However, Beckett seems to be nibbling more than ever. His 43.3 percent mark in pitches thrown inside the strike zone last season was the lowest of his career an a third straight season of a mark under 50 percent. In fact, the mark has gone down 4-straight years, and no one likes to see that (what I would like to see is pictures of Olivia Wilde – that is one beautiful woman no matter what scale you are using. Hypnotic eyes wouldn’t you say? How the heck did funny man Jason Sudekis get her? What does that guy have on me? OK, maybe $20 million dollars helps.). Beckett walked 2.75 batters per nine innings last year, one hundredth higher than his career mark. Seems like all the nibbling didn’t lead to any increase in the free passes he issued.
Always a homer magnet, Beckett has a career mark of 1.01 which belies a couple of whopper seasons he’s had (1.58 in 2006 and 1.41 per nine in 2010 stand out). His new home in L.A. will help that.
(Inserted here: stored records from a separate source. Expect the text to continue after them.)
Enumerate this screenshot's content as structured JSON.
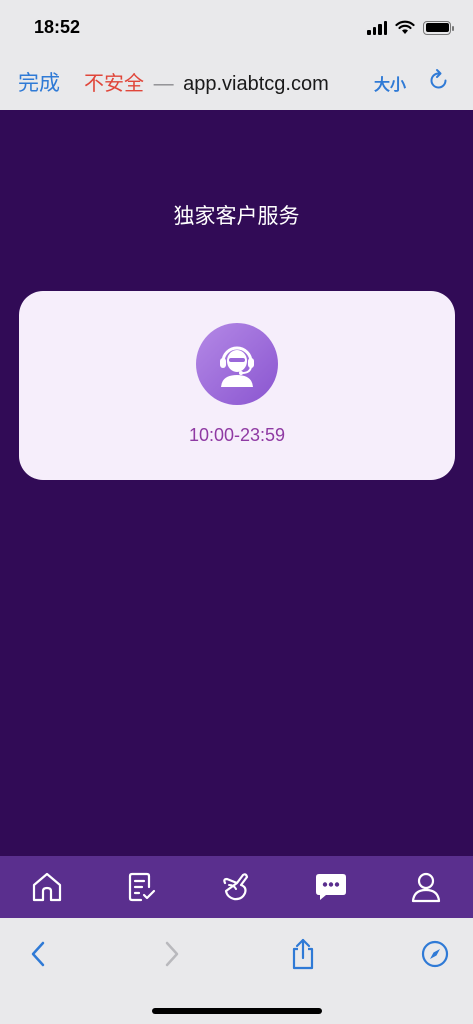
{
  "status_bar": {
    "time": "18:52"
  },
  "browser": {
    "done_label": "完成",
    "insecure_label": "不安全",
    "separator": "—",
    "url": "app.viabtcg.com",
    "text_size_label": "大小"
  },
  "page": {
    "title": "独家客户服务",
    "service_card": {
      "hours": "10:00-23:59"
    }
  },
  "tab_bar": {
    "tabs": [
      {
        "icon": "home-icon"
      },
      {
        "icon": "orders-icon"
      },
      {
        "icon": "hand-icon"
      },
      {
        "icon": "chat-icon"
      },
      {
        "icon": "profile-icon"
      }
    ]
  },
  "colors": {
    "background": "#310b56",
    "card": "#f6eefb",
    "tab_bar": "#5a2f8e",
    "hours_text": "#8f3aa3",
    "browser_accent": "#2f7ad6",
    "insecure": "#e0463a"
  }
}
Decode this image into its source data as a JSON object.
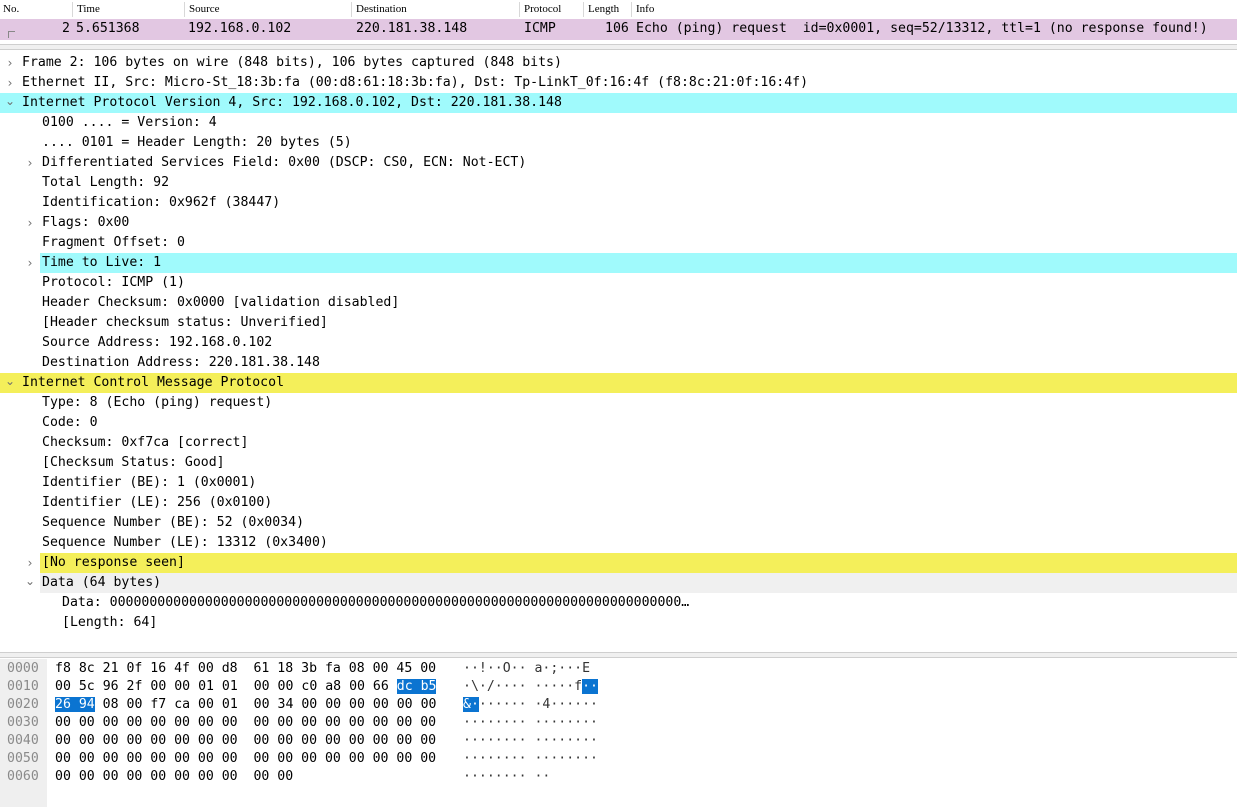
{
  "packet_list": {
    "columns": [
      "No.",
      "Time",
      "Source",
      "Destination",
      "Protocol",
      "Length",
      "Info"
    ],
    "row": {
      "no": "2",
      "time": "5.651368",
      "source": "192.168.0.102",
      "destination": "220.181.38.148",
      "protocol": "ICMP",
      "length": "106",
      "info": "Echo (ping) request  id=0x0001, seq=52/13312, ttl=1 (no response found!)"
    }
  },
  "tree": [
    {
      "text": "Frame 2: 106 bytes on wire (848 bits), 106 bytes captured (848 bits)",
      "level": 0,
      "arrow": "collapsed",
      "highlight": "none"
    },
    {
      "text": "Ethernet II, Src: Micro-St_18:3b:fa (00:d8:61:18:3b:fa), Dst: Tp-LinkT_0f:16:4f (f8:8c:21:0f:16:4f)",
      "level": 0,
      "arrow": "collapsed",
      "highlight": "none"
    },
    {
      "text": "Internet Protocol Version 4, Src: 192.168.0.102, Dst: 220.181.38.148",
      "level": 0,
      "arrow": "expanded",
      "highlight": "cyan"
    },
    {
      "text": "0100 .... = Version: 4",
      "level": 1,
      "arrow": "none",
      "highlight": "none"
    },
    {
      "text": ".... 0101 = Header Length: 20 bytes (5)",
      "level": 1,
      "arrow": "none",
      "highlight": "none"
    },
    {
      "text": "Differentiated Services Field: 0x00 (DSCP: CS0, ECN: Not-ECT)",
      "level": 1,
      "arrow": "collapsed",
      "highlight": "none"
    },
    {
      "text": "Total Length: 92",
      "level": 1,
      "arrow": "none",
      "highlight": "none"
    },
    {
      "text": "Identification: 0x962f (38447)",
      "level": 1,
      "arrow": "none",
      "highlight": "none"
    },
    {
      "text": "Flags: 0x00",
      "level": 1,
      "arrow": "collapsed",
      "highlight": "none"
    },
    {
      "text": "Fragment Offset: 0",
      "level": 1,
      "arrow": "none",
      "highlight": "none"
    },
    {
      "text": "Time to Live: 1",
      "level": 1,
      "arrow": "collapsed",
      "highlight": "cyan"
    },
    {
      "text": "Protocol: ICMP (1)",
      "level": 1,
      "arrow": "none",
      "highlight": "none"
    },
    {
      "text": "Header Checksum: 0x0000 [validation disabled]",
      "level": 1,
      "arrow": "none",
      "highlight": "none"
    },
    {
      "text": "[Header checksum status: Unverified]",
      "level": 1,
      "arrow": "none",
      "highlight": "none"
    },
    {
      "text": "Source Address: 192.168.0.102",
      "level": 1,
      "arrow": "none",
      "highlight": "none"
    },
    {
      "text": "Destination Address: 220.181.38.148",
      "level": 1,
      "arrow": "none",
      "highlight": "none"
    },
    {
      "text": "Internet Control Message Protocol",
      "level": 0,
      "arrow": "expanded",
      "highlight": "yellow"
    },
    {
      "text": "Type: 8 (Echo (ping) request)",
      "level": 1,
      "arrow": "none",
      "highlight": "none"
    },
    {
      "text": "Code: 0",
      "level": 1,
      "arrow": "none",
      "highlight": "none"
    },
    {
      "text": "Checksum: 0xf7ca [correct]",
      "level": 1,
      "arrow": "none",
      "highlight": "none"
    },
    {
      "text": "[Checksum Status: Good]",
      "level": 1,
      "arrow": "none",
      "highlight": "none"
    },
    {
      "text": "Identifier (BE): 1 (0x0001)",
      "level": 1,
      "arrow": "none",
      "highlight": "none"
    },
    {
      "text": "Identifier (LE): 256 (0x0100)",
      "level": 1,
      "arrow": "none",
      "highlight": "none"
    },
    {
      "text": "Sequence Number (BE): 52 (0x0034)",
      "level": 1,
      "arrow": "none",
      "highlight": "none"
    },
    {
      "text": "Sequence Number (LE): 13312 (0x3400)",
      "level": 1,
      "arrow": "none",
      "highlight": "none"
    },
    {
      "text": "[No response seen]",
      "level": 1,
      "arrow": "collapsed",
      "highlight": "yellow"
    },
    {
      "text": "Data (64 bytes)",
      "level": 1,
      "arrow": "expanded",
      "highlight": "grey"
    },
    {
      "text": "Data: 000000000000000000000000000000000000000000000000000000000000000000000000…",
      "level": 2,
      "arrow": "none",
      "highlight": "none"
    },
    {
      "text": "[Length: 64]",
      "level": 2,
      "arrow": "none",
      "highlight": "none"
    }
  ],
  "bytes": [
    {
      "offset": "0000",
      "hex": "f8 8c 21 0f 16 4f 00 d8  61 18 3b fa 08 00 45 00",
      "ascii": "··!··O·· a·;···E",
      "sel_hex": [],
      "sel_ascii": []
    },
    {
      "offset": "0010",
      "hex": "00 5c 96 2f 00 00 01 01  00 00 c0 a8 00 66 dc b5",
      "ascii": "·\\·/···· ·····f··",
      "sel_hex": [
        14,
        15
      ],
      "sel_ascii": [
        15,
        16
      ]
    },
    {
      "offset": "0020",
      "hex": "26 94 08 00 f7 ca 00 01  00 34 00 00 00 00 00 00",
      "ascii": "&······· ·4······",
      "sel_hex": [
        0,
        1
      ],
      "sel_ascii": [
        0,
        1
      ]
    },
    {
      "offset": "0030",
      "hex": "00 00 00 00 00 00 00 00  00 00 00 00 00 00 00 00",
      "ascii": "········ ········",
      "sel_hex": [],
      "sel_ascii": []
    },
    {
      "offset": "0040",
      "hex": "00 00 00 00 00 00 00 00  00 00 00 00 00 00 00 00",
      "ascii": "········ ········",
      "sel_hex": [],
      "sel_ascii": []
    },
    {
      "offset": "0050",
      "hex": "00 00 00 00 00 00 00 00  00 00 00 00 00 00 00 00",
      "ascii": "········ ········",
      "sel_hex": [],
      "sel_ascii": []
    },
    {
      "offset": "0060",
      "hex": "00 00 00 00 00 00 00 00  00 00",
      "ascii": "········ ··",
      "sel_hex": [],
      "sel_ascii": []
    }
  ],
  "colors": {
    "row_selected": "#e2c7e2",
    "highlight_cyan": "#a0fafc",
    "highlight_yellow": "#f4ef5a",
    "byte_selection": "#0b74d1"
  }
}
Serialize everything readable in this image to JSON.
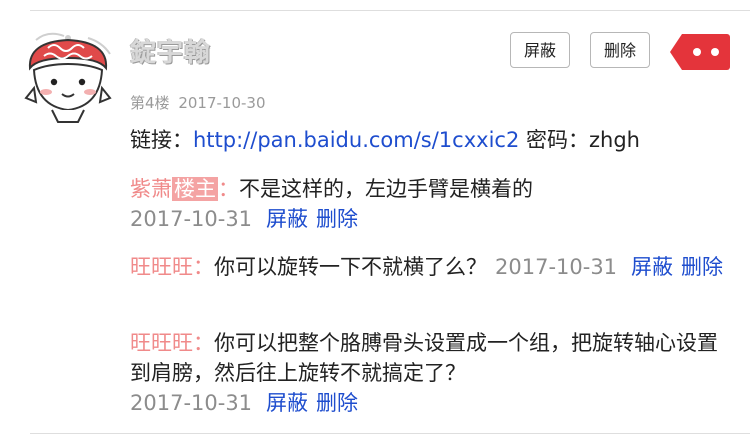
{
  "post": {
    "username": "錠宇翰",
    "floor": "第4楼",
    "date": "2017-10-30",
    "block_label": "屏蔽",
    "delete_label": "删除",
    "content_prefix": "链接：",
    "link": "http://pan.baidu.com/s/1cxxic2",
    "content_suffix": " 密码：zhgh"
  },
  "replies": [
    {
      "author": "紫萧",
      "badge": "楼主",
      "colon": "：",
      "text": "不是这样的，左边手臂是横着的",
      "time": "2017-10-31",
      "block_label": "屏蔽",
      "delete_label": "删除"
    },
    {
      "author": "旺旺旺",
      "colon": "：",
      "text": "你可以旋转一下不就横了么？",
      "time": "2017-10-31",
      "block_label": "屏蔽",
      "delete_label": "删除"
    },
    {
      "author": "旺旺旺",
      "colon": "：",
      "text": "你可以把整个胳膊骨头设置成一个组，把旋转轴心设置到肩膀，然后往上旋转不就搞定了？",
      "time": "2017-10-31",
      "block_label": "屏蔽",
      "delete_label": "删除"
    }
  ],
  "colors": {
    "accent_red": "#e4343b",
    "link_blue": "#1e4dce",
    "author_pink": "#f08a8a",
    "badge_pink": "#f4a3a3",
    "meta_gray": "#9a9a9a"
  },
  "icons": {
    "more": "more-dots-icon",
    "avatar": "cartoon-avatar"
  }
}
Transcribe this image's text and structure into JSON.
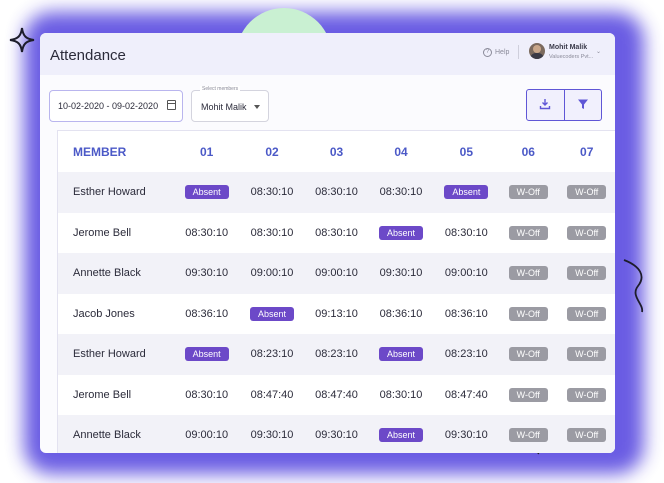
{
  "app": {
    "title": "Attendance"
  },
  "header": {
    "help_label": "Help",
    "user_name": "Mohit Malik",
    "user_org": "Valuecoders Pvt..."
  },
  "filters": {
    "date_range": "10-02-2020 - 09-02-2020",
    "member_legend": "Select members",
    "member_value": "Mohit Malik"
  },
  "table": {
    "columns": [
      "MEMBER",
      "01",
      "02",
      "03",
      "04",
      "05",
      "06",
      "07"
    ],
    "rows": [
      [
        "Esther Howard",
        "Absent",
        "08:30:10",
        "08:30:10",
        "08:30:10",
        "Absent",
        "W-Off",
        "W-Off"
      ],
      [
        "Jerome Bell",
        "08:30:10",
        "08:30:10",
        "08:30:10",
        "Absent",
        "08:30:10",
        "W-Off",
        "W-Off"
      ],
      [
        "Annette Black",
        "09:30:10",
        "09:00:10",
        "09:00:10",
        "09:30:10",
        "09:00:10",
        "W-Off",
        "W-Off"
      ],
      [
        "Jacob Jones",
        "08:36:10",
        "Absent",
        "09:13:10",
        "08:36:10",
        "08:36:10",
        "W-Off",
        "W-Off"
      ],
      [
        "Esther Howard",
        "Absent",
        "08:23:10",
        "08:23:10",
        "Absent",
        "08:23:10",
        "W-Off",
        "W-Off"
      ],
      [
        "Jerome Bell",
        "08:30:10",
        "08:47:40",
        "08:47:40",
        "08:30:10",
        "08:47:40",
        "W-Off",
        "W-Off"
      ],
      [
        "Annette Black",
        "09:00:10",
        "09:30:10",
        "09:30:10",
        "Absent",
        "09:30:10",
        "W-Off",
        "W-Off"
      ]
    ]
  },
  "colors": {
    "accent": "#4b59c7",
    "absent_badge": "#6c49c8",
    "woff_badge": "#9b9ba3",
    "frame_glow": "#5a4be0"
  }
}
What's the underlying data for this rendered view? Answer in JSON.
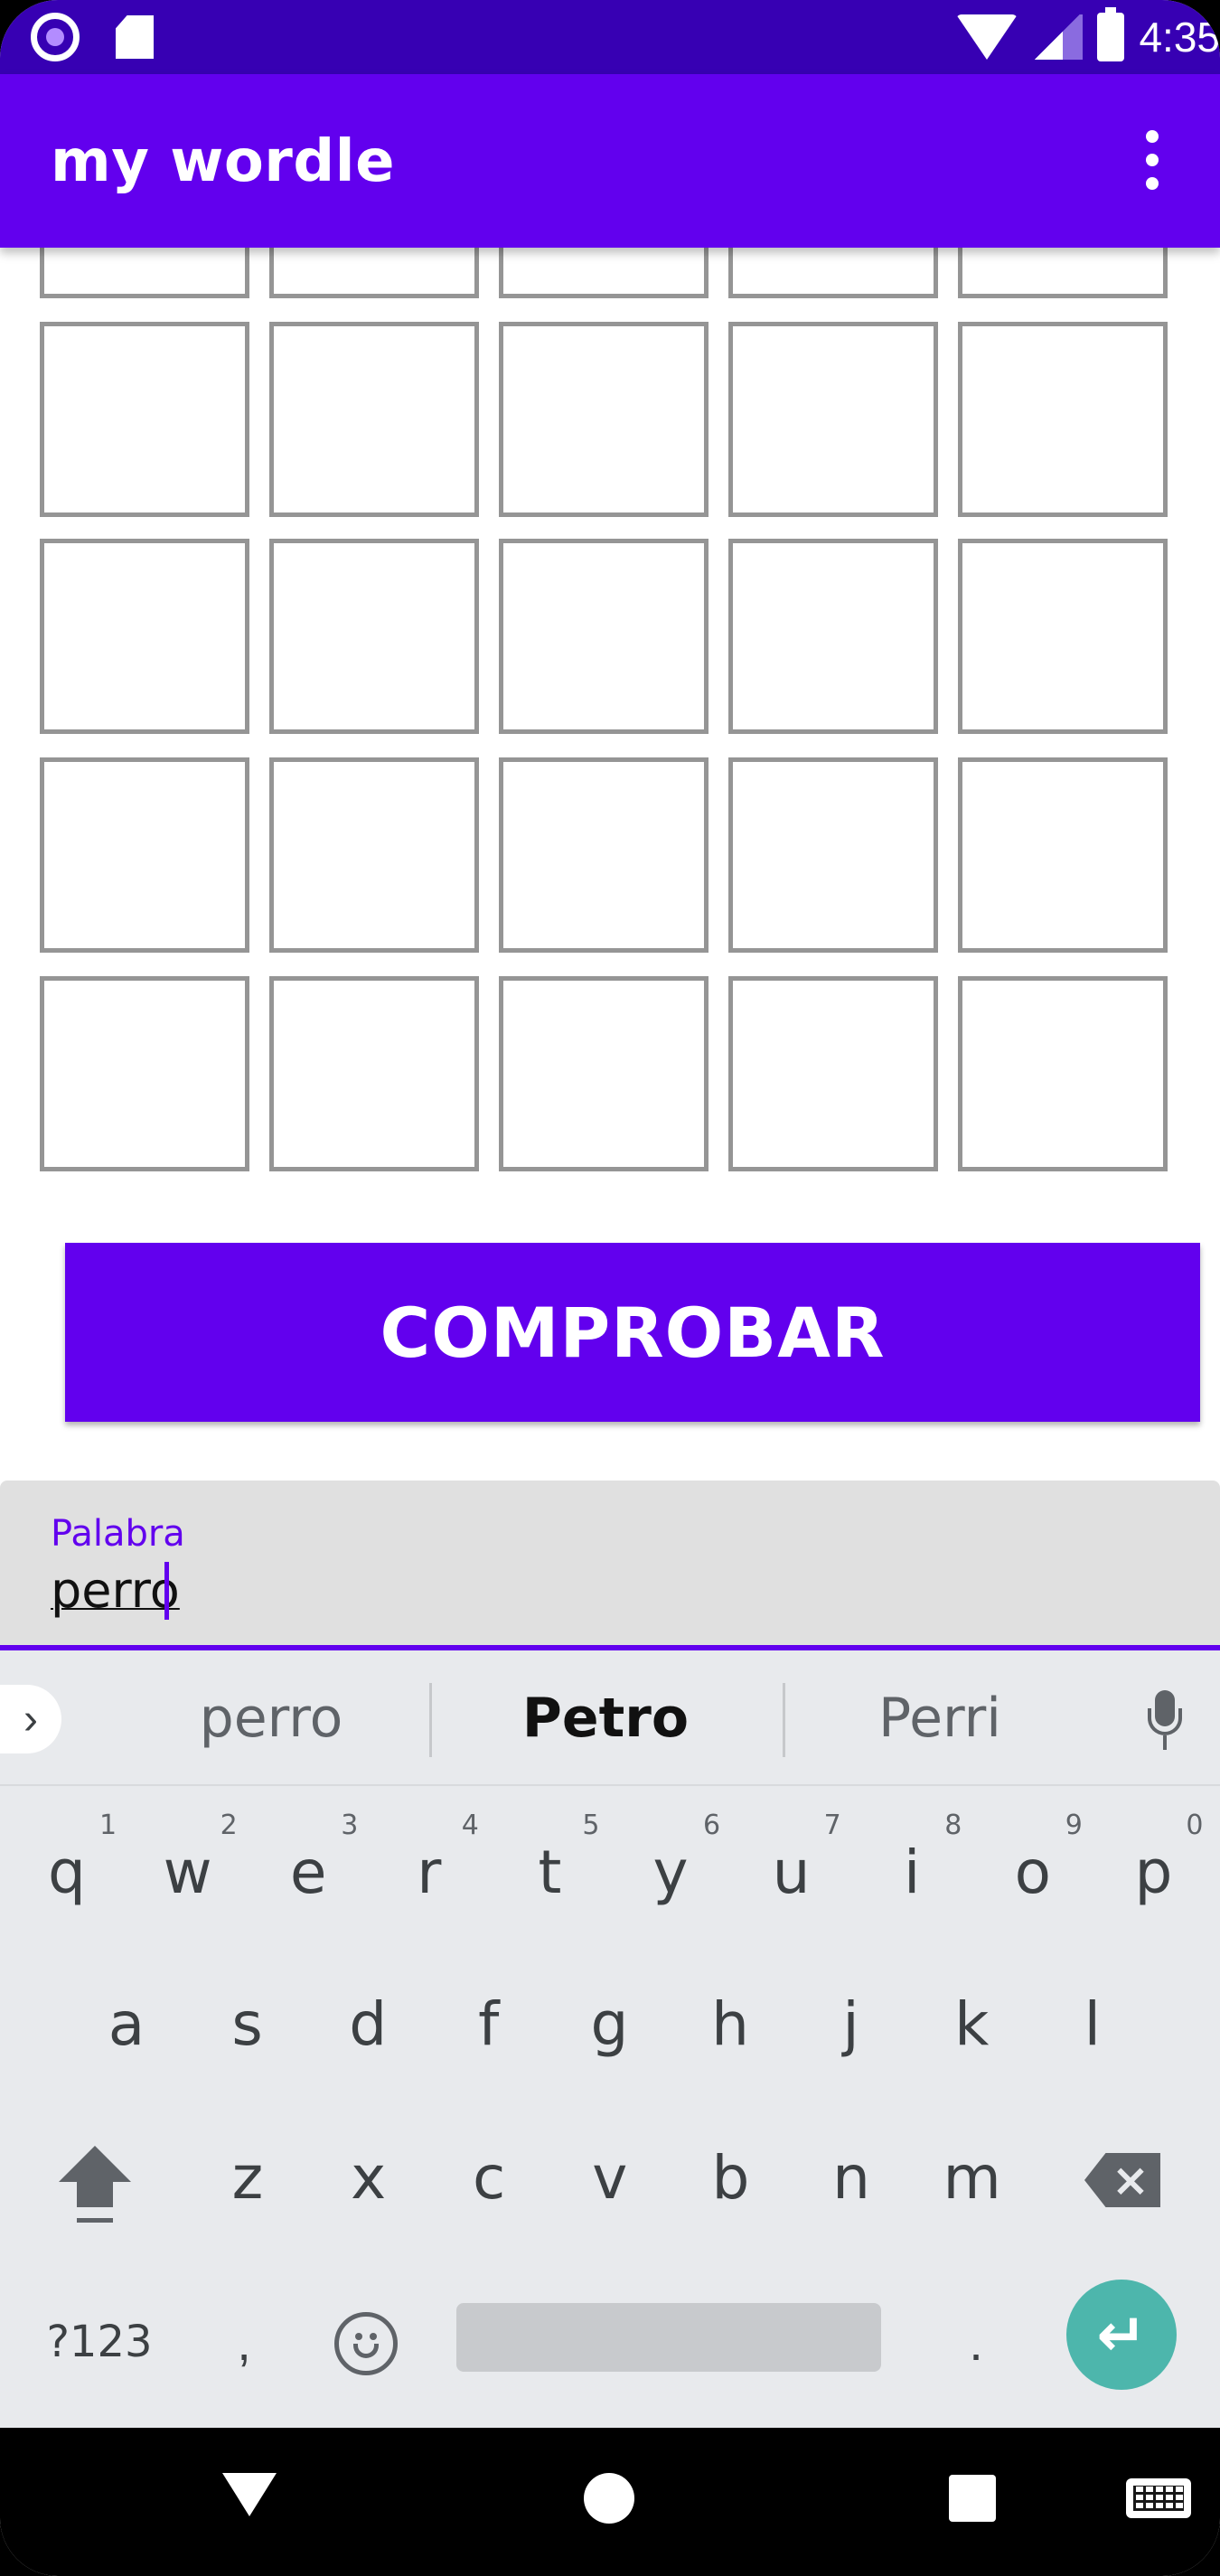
{
  "status_bar": {
    "time": "4:35"
  },
  "app_bar": {
    "title": "my wordle"
  },
  "button": {
    "label": "COMPROBAR"
  },
  "text_field": {
    "label": "Palabra",
    "value": "perro"
  },
  "keyboard": {
    "suggestions": [
      "perro",
      "Petro",
      "Perri"
    ],
    "row1": [
      "q",
      "w",
      "e",
      "r",
      "t",
      "y",
      "u",
      "i",
      "o",
      "p"
    ],
    "row1_hints": [
      "1",
      "2",
      "3",
      "4",
      "5",
      "6",
      "7",
      "8",
      "9",
      "0"
    ],
    "row2": [
      "a",
      "s",
      "d",
      "f",
      "g",
      "h",
      "j",
      "k",
      "l"
    ],
    "row3": [
      "z",
      "x",
      "c",
      "v",
      "b",
      "n",
      "m"
    ],
    "symbols_label": "?123",
    "comma": ",",
    "period": ".",
    "backspace_icon": "backspace-icon",
    "enter_icon": "enter-icon",
    "shift_icon": "shift-icon"
  },
  "nav_bar": {
    "back_icon": "back-triangle-icon",
    "home_icon": "home-circle-icon",
    "recents_icon": "recents-square-icon",
    "keyboard_icon": "keyboard-icon"
  },
  "colors": {
    "status_bar": "#3700b3",
    "primary": "#6200ee",
    "cell_border": "#959595",
    "enter_key": "#4db6ac",
    "field_bg": "#e0e0e0",
    "keyboard_bg": "#e8eaed"
  }
}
According to Park Indices the last three years, Dodgers Stadium is just three percent above the NL average. The park shouldn’t be much of a factor in 2013.
So where does that leave us with Beckett?
It seems like Beckett will slot in as the third starter for the Dodgers behind Clayton Kershaw and Zack Greinke (when healthy). That’s three potentially impressive arms at the top of the rotation, and the other two should hopefully allow Beckett to relax a bit. The full-time return to the NL will also help, as well pitching in Dodger Stadium. Given the downturn that Beckett offered last year in the mph and K columns, some trepidation is warranted. On the other hand he is a year removed from dominating batters, is only 32 years old, and would seem to profile as an arm that is going much later than he should in many drafts. In a standard mixed league how could you not be interested in a guy with the pedigree of Beckett as your 5th starter (see the ADP information)?
* Don’t forget to pick up your copy of the 2013 BaseballGuys Fantasy Baseball Draft Guide which is now available. Nearly 150 pages of insight to help you dominate the competition in 2013.
By Ray Flowers